A World of His Own
Cho, likewise, was difficult to know, his classmates in Fairfax said. He often seemed to be in a world of his own.
Students who knew him as far back as middle school remember a dramatically uncommunicative boy who never spoke, not even to teachers. Some remember classmates derisively offering dollar bills to Cho if he would just talk. The band director would urge him to play his trombone more loudly and to hold his head up.
"Teachers would call on him, and he wouldn't respond," recalled Sam Linton, 21, a freshman at New River Community College near Virginia Tech, who attended classes and shared a homeroom with Cho at Stone Middle School in Centreville. "He would just sit there until they would call on somebody else."
James Duffy, 21, a Virginia Tech junior who also attended Stone, said the first time he ever heard Cho speak was on television Wednesday night, when NBC aired the recordings he had mailed in the middle of the rampage.
"That was also the first time I ever saw an expression on his face," Duffy recalled.
Other students recalled that he carried violent writings in his notebooks. He wore "geeky" clothes, not stylish or popular, the kind his parents might have picked out, Linton recalled.
When Cho was a sophomore, he was a member of the Westfield High School Science Club, according to the school's 2001 yearbook. In his sophomore and junior year portraits, he is dressed identically: light-colored T-shirt with a plaid button-down shirt on top.
In Cho's senior year, neither his name nor his picture appears anywhere in the yearbook.
David Gearhart, 21, a junior at Virginia Tech who attended Stone Middle with Cho, said Cho's antisocial behavior prompted teasing from other kids.
"We might have cracked a couple of jokes, nothing to his face for sure. Nothing very serious. We would just say, 'Did you see Seung say nothing again today?' Something like that."
Gearhart remembers a friend seeing a paper fall out of Cho's notebook. "It had all kinds of hate writing," he said.
Shame and Blame
Not since the Los Angeles riots in 1992, when one of the nation's largest Korean enclaves was ransacked and burned, has an event gripped the Korean American community like the massacre at Virginia Tech. Several area Koreans said that when they heard that the shooter was an Asian American male, they were desperately hoping he was not Korean.
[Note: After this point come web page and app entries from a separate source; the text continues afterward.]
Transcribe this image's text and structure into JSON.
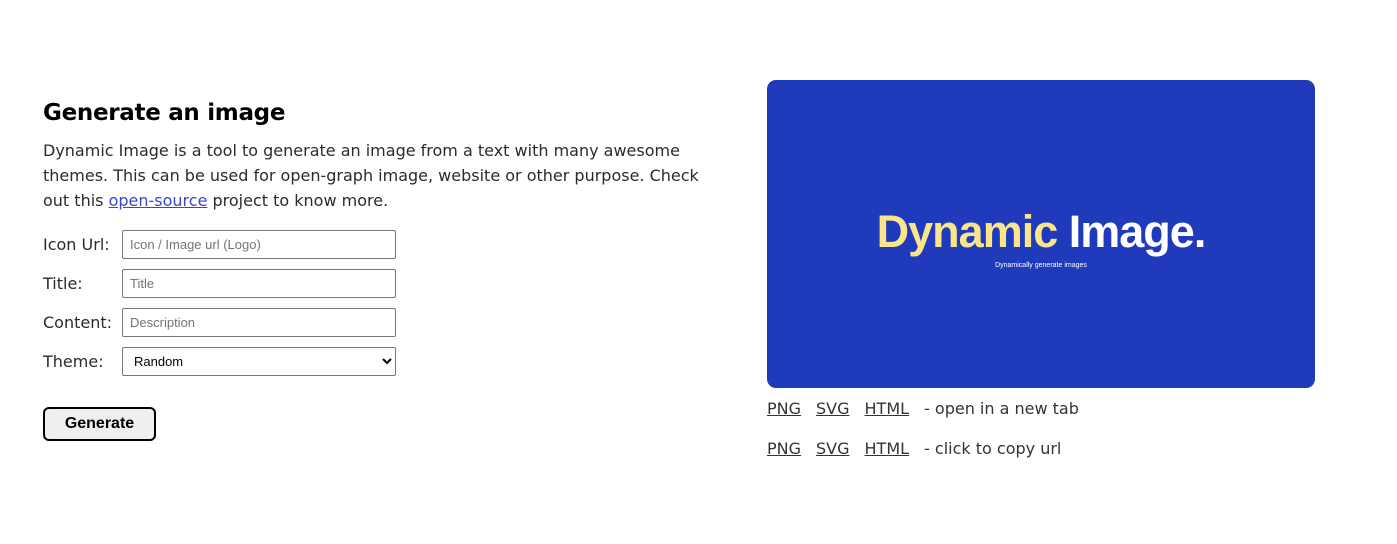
{
  "heading": "Generate an image",
  "description": {
    "before": "Dynamic Image is a tool to generate an image from a text with many awesome themes. This can be used for open-graph image, website or other purpose. Check out this ",
    "link": "open-source",
    "after": " project to know more."
  },
  "form": {
    "icon_label": "Icon Url:",
    "icon_placeholder": "Icon / Image url (Logo)",
    "title_label": "Title:",
    "title_placeholder": "Title",
    "content_label": "Content:",
    "content_placeholder": "Description",
    "theme_label": "Theme:",
    "theme_value": "Random",
    "generate_label": "Generate"
  },
  "preview": {
    "title_part1": "Dynamic",
    "title_part2": "Image.",
    "subtitle": "Dynamically generate images",
    "background": "#1f3bbb",
    "accent": "#fbe58a"
  },
  "links": {
    "open": {
      "png": "PNG",
      "svg": "SVG",
      "html": "HTML",
      "hint": "- open in a new tab"
    },
    "copy": {
      "png": "PNG",
      "svg": "SVG",
      "html": "HTML",
      "hint": "- click to copy url"
    }
  }
}
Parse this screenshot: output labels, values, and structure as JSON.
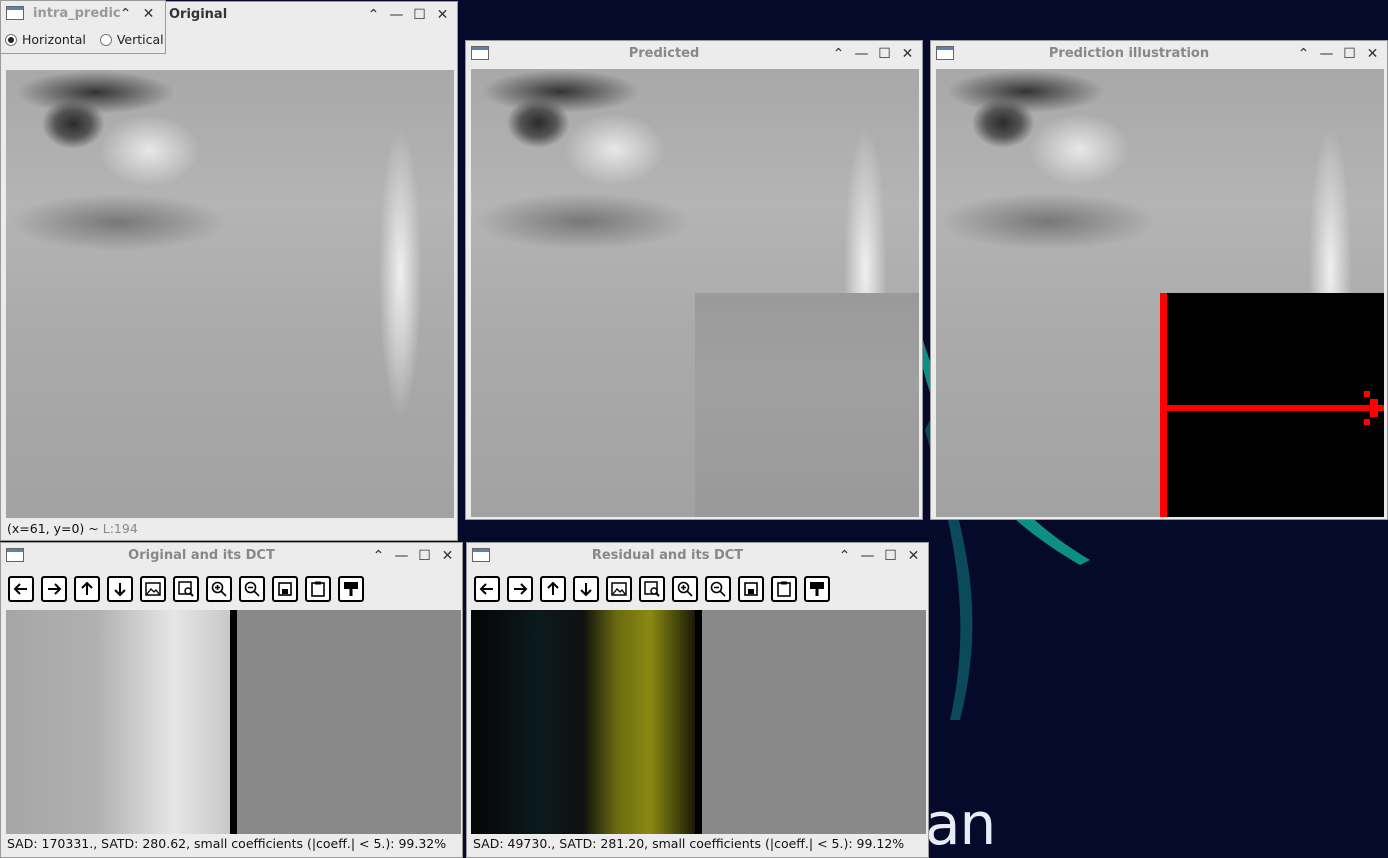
{
  "popup": {
    "title": "intra_predic",
    "radio_horizontal": "Horizontal",
    "radio_vertical": "Vertical",
    "selected": "Horizontal"
  },
  "win_original": {
    "title": "Original",
    "status_coords": "(x=61, y=0) ~",
    "status_level": "L:194"
  },
  "win_predicted": {
    "title": "Predicted"
  },
  "win_illustration": {
    "title": "Prediction illustration"
  },
  "win_original_dct": {
    "title": "Original and its DCT",
    "status": "SAD: 170331., SATD: 280.62, small coefficients (|coeff.| < 5.): 99.32%"
  },
  "win_residual_dct": {
    "title": "Residual and its DCT",
    "status": "SAD: 49730., SATD: 281.20, small coefficients (|coeff.| < 5.): 99.12%"
  },
  "wallpaper": {
    "text": "an"
  },
  "colors": {
    "prediction_line": "#ff0000",
    "wallpaper_bg": "#060a2a"
  },
  "toolbar_icons": [
    "arrow-left-icon",
    "arrow-right-icon",
    "arrow-up-icon",
    "arrow-down-icon",
    "image-icon",
    "zoom-fit-icon",
    "zoom-in-icon",
    "zoom-out-icon",
    "save-icon",
    "clipboard-icon",
    "paint-icon"
  ]
}
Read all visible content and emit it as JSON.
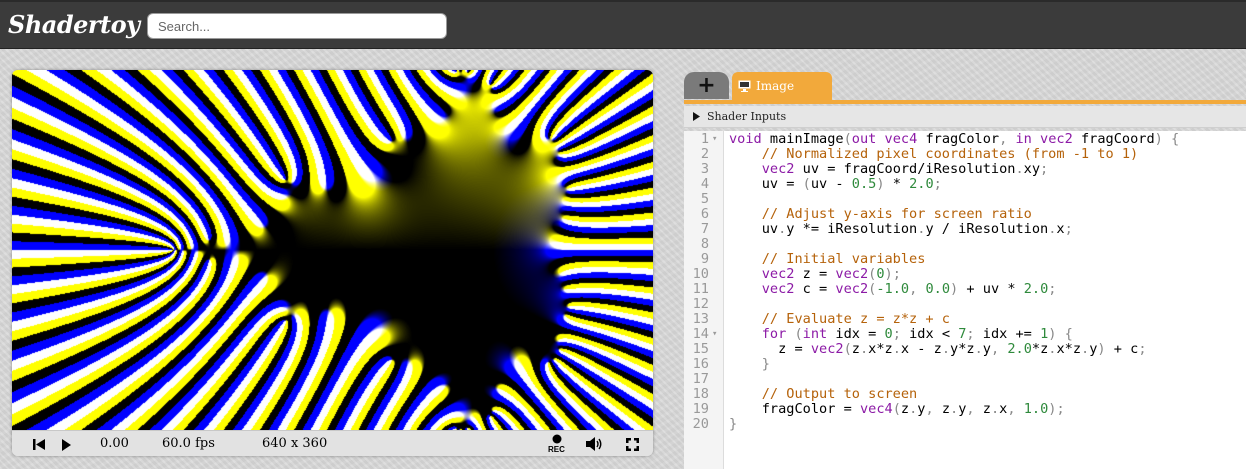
{
  "app": {
    "logo": "Shadertoy"
  },
  "search": {
    "placeholder": "Search..."
  },
  "player": {
    "time": "0.00",
    "fps": "60.0 fps",
    "resolution": "640 x 360",
    "rec_label": "REC",
    "icons": [
      "rewind-icon",
      "play-icon",
      "record-icon",
      "volume-icon",
      "fullscreen-icon"
    ]
  },
  "editor": {
    "add_tab_label": "+",
    "active_tab": "Image",
    "shader_inputs_label": "Shader Inputs",
    "accent_color": "#f2a93b",
    "lines": [
      {
        "n": "1",
        "fold": "▾",
        "t": [
          [
            "void",
            "k"
          ],
          [
            " mainImage",
            "b"
          ],
          [
            "(",
            "o"
          ],
          [
            "out vec4",
            "k"
          ],
          [
            " fragColor",
            "b"
          ],
          [
            ", ",
            "o"
          ],
          [
            "in vec2",
            "k"
          ],
          [
            " fragCoord",
            "b"
          ],
          [
            ") {",
            "o"
          ]
        ]
      },
      {
        "n": "2",
        "fold": "",
        "t": [
          [
            "    // Normalized pixel coordinates (from -1 to 1)",
            "c"
          ]
        ]
      },
      {
        "n": "3",
        "fold": "",
        "t": [
          [
            "    vec2",
            "k"
          ],
          [
            " uv = fragCoord/iResolution",
            "b"
          ],
          [
            ".",
            "o"
          ],
          [
            "xy",
            "b"
          ],
          [
            ";",
            "o"
          ]
        ]
      },
      {
        "n": "4",
        "fold": "",
        "t": [
          [
            "    uv = ",
            "b"
          ],
          [
            "(",
            "o"
          ],
          [
            "uv - ",
            "b"
          ],
          [
            "0.5",
            "n"
          ],
          [
            ")",
            "o"
          ],
          [
            " * ",
            "b"
          ],
          [
            "2.0",
            "n"
          ],
          [
            ";",
            "o"
          ]
        ]
      },
      {
        "n": "5",
        "fold": "",
        "t": [
          [
            "",
            "b"
          ]
        ]
      },
      {
        "n": "6",
        "fold": "",
        "t": [
          [
            "    // Adjust y-axis for screen ratio",
            "c"
          ]
        ]
      },
      {
        "n": "7",
        "fold": "",
        "t": [
          [
            "    uv",
            "b"
          ],
          [
            ".",
            "o"
          ],
          [
            "y *= iResolution",
            "b"
          ],
          [
            ".",
            "o"
          ],
          [
            "y / iResolution",
            "b"
          ],
          [
            ".",
            "o"
          ],
          [
            "x",
            "b"
          ],
          [
            ";",
            "o"
          ]
        ]
      },
      {
        "n": "8",
        "fold": "",
        "t": [
          [
            "",
            "b"
          ]
        ]
      },
      {
        "n": "9",
        "fold": "",
        "t": [
          [
            "    // Initial variables",
            "c"
          ]
        ]
      },
      {
        "n": "10",
        "fold": "",
        "t": [
          [
            "    vec2",
            "k"
          ],
          [
            " z = ",
            "b"
          ],
          [
            "vec2",
            "k"
          ],
          [
            "(",
            "o"
          ],
          [
            "0",
            "n"
          ],
          [
            ");",
            "o"
          ]
        ]
      },
      {
        "n": "11",
        "fold": "",
        "t": [
          [
            "    vec2",
            "k"
          ],
          [
            " c = ",
            "b"
          ],
          [
            "vec2",
            "k"
          ],
          [
            "(",
            "o"
          ],
          [
            "-1.0",
            "n"
          ],
          [
            ", ",
            "o"
          ],
          [
            "0.0",
            "n"
          ],
          [
            ")",
            "o"
          ],
          [
            " + uv * ",
            "b"
          ],
          [
            "2.0",
            "n"
          ],
          [
            ";",
            "o"
          ]
        ]
      },
      {
        "n": "12",
        "fold": "",
        "t": [
          [
            "",
            "b"
          ]
        ]
      },
      {
        "n": "13",
        "fold": "",
        "t": [
          [
            "    // Evaluate z = z*z + c",
            "c"
          ]
        ]
      },
      {
        "n": "14",
        "fold": "▾",
        "t": [
          [
            "    for",
            "k"
          ],
          [
            " (",
            "o"
          ],
          [
            "int",
            "k"
          ],
          [
            " idx = ",
            "b"
          ],
          [
            "0",
            "n"
          ],
          [
            "; ",
            "o"
          ],
          [
            "idx < ",
            "b"
          ],
          [
            "7",
            "n"
          ],
          [
            "; ",
            "o"
          ],
          [
            "idx += ",
            "b"
          ],
          [
            "1",
            "n"
          ],
          [
            ") {",
            "o"
          ]
        ]
      },
      {
        "n": "15",
        "fold": "",
        "t": [
          [
            "      z = ",
            "b"
          ],
          [
            "vec2",
            "k"
          ],
          [
            "(",
            "o"
          ],
          [
            "z",
            "b"
          ],
          [
            ".",
            "o"
          ],
          [
            "x",
            "b"
          ],
          [
            "*",
            "b"
          ],
          [
            "z",
            "b"
          ],
          [
            ".",
            "o"
          ],
          [
            "x - z",
            "b"
          ],
          [
            ".",
            "o"
          ],
          [
            "y",
            "b"
          ],
          [
            "*",
            "b"
          ],
          [
            "z",
            "b"
          ],
          [
            ".",
            "o"
          ],
          [
            "y",
            "b"
          ],
          [
            ", ",
            "o"
          ],
          [
            "2.0",
            "n"
          ],
          [
            "*",
            "b"
          ],
          [
            "z",
            "b"
          ],
          [
            ".",
            "o"
          ],
          [
            "x",
            "b"
          ],
          [
            "*",
            "b"
          ],
          [
            "z",
            "b"
          ],
          [
            ".",
            "o"
          ],
          [
            "y",
            "b"
          ],
          [
            ")",
            "o"
          ],
          [
            " + c",
            "b"
          ],
          [
            ";",
            "o"
          ]
        ]
      },
      {
        "n": "16",
        "fold": "",
        "t": [
          [
            "    }",
            "o"
          ]
        ]
      },
      {
        "n": "17",
        "fold": "",
        "t": [
          [
            "",
            "b"
          ]
        ]
      },
      {
        "n": "18",
        "fold": "",
        "t": [
          [
            "    // Output to screen",
            "c"
          ]
        ]
      },
      {
        "n": "19",
        "fold": "",
        "t": [
          [
            "    fragColor = ",
            "b"
          ],
          [
            "vec4",
            "k"
          ],
          [
            "(",
            "o"
          ],
          [
            "z",
            "b"
          ],
          [
            ".",
            "o"
          ],
          [
            "y",
            "b"
          ],
          [
            ", ",
            "o"
          ],
          [
            "z",
            "b"
          ],
          [
            ".",
            "o"
          ],
          [
            "y",
            "b"
          ],
          [
            ", ",
            "o"
          ],
          [
            "z",
            "b"
          ],
          [
            ".",
            "o"
          ],
          [
            "x",
            "b"
          ],
          [
            ", ",
            "o"
          ],
          [
            "1.0",
            "n"
          ],
          [
            ");",
            "o"
          ]
        ]
      },
      {
        "n": "20",
        "fold": "",
        "t": [
          [
            "}",
            "o"
          ]
        ]
      }
    ]
  }
}
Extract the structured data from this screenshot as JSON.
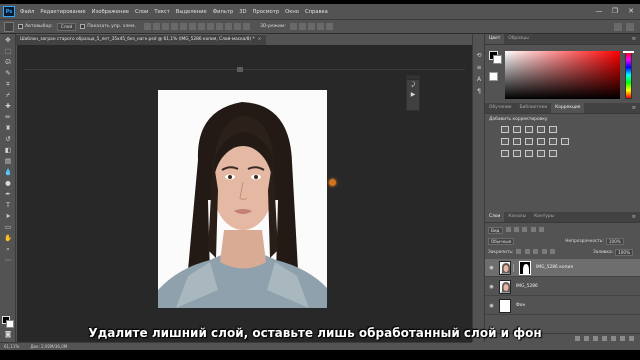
{
  "app": {
    "logo": "Ps",
    "menu": [
      "Файл",
      "Редактирование",
      "Изображение",
      "Слои",
      "Текст",
      "Выделение",
      "Фильтр",
      "3D",
      "Просмотр",
      "Окно",
      "Справка"
    ],
    "window_controls": [
      "—",
      "❐",
      "✕"
    ]
  },
  "options": {
    "autoselect_label": "Автовыбор:",
    "autoselect_value": "Слой",
    "transform_label": "Показать упр. элем.",
    "mode3d_label": "3D-режим:"
  },
  "document": {
    "tab_title": "Шаблон_загран старого образца_5_лет_35х45_без_нагн.psd @ 61,1% (IMG_5286 копия, Слой-маска/8) *",
    "close_glyph": "×"
  },
  "status": {
    "zoom": "61,11%",
    "doc_size": "Док: 2,92М/36,0М"
  },
  "subtitle": "Удалите лишний слой, оставьте лишь обработанный слой и фон",
  "panels": {
    "color_tabs": [
      "Цвет",
      "Образцы"
    ],
    "adjust_tabs": [
      "Обучение",
      "Библиотеки",
      "Коррекция"
    ],
    "adjust_title": "Добавить корректировку",
    "layers_tabs": [
      "Слои",
      "Каналы",
      "Контуры"
    ],
    "layers_kind": "Вид",
    "blend_mode": "Обычные",
    "opacity_label": "Непрозрачность:",
    "opacity_value": "100%",
    "lock_label": "Закрепить:",
    "fill_label": "Заливка:",
    "fill_value": "100%",
    "layers": [
      {
        "name": "IMG_5286 копия",
        "selected": true,
        "mask": true
      },
      {
        "name": "IMG_5286",
        "selected": false,
        "mask": false
      },
      {
        "name": "Фон",
        "selected": false,
        "mask": false
      }
    ]
  },
  "colors": {
    "accent": "#31a8ff",
    "canvas_bg": "#282828",
    "ui_bg": "#535353"
  }
}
Their hearts sank when police announced the name as Cho Seung Hui.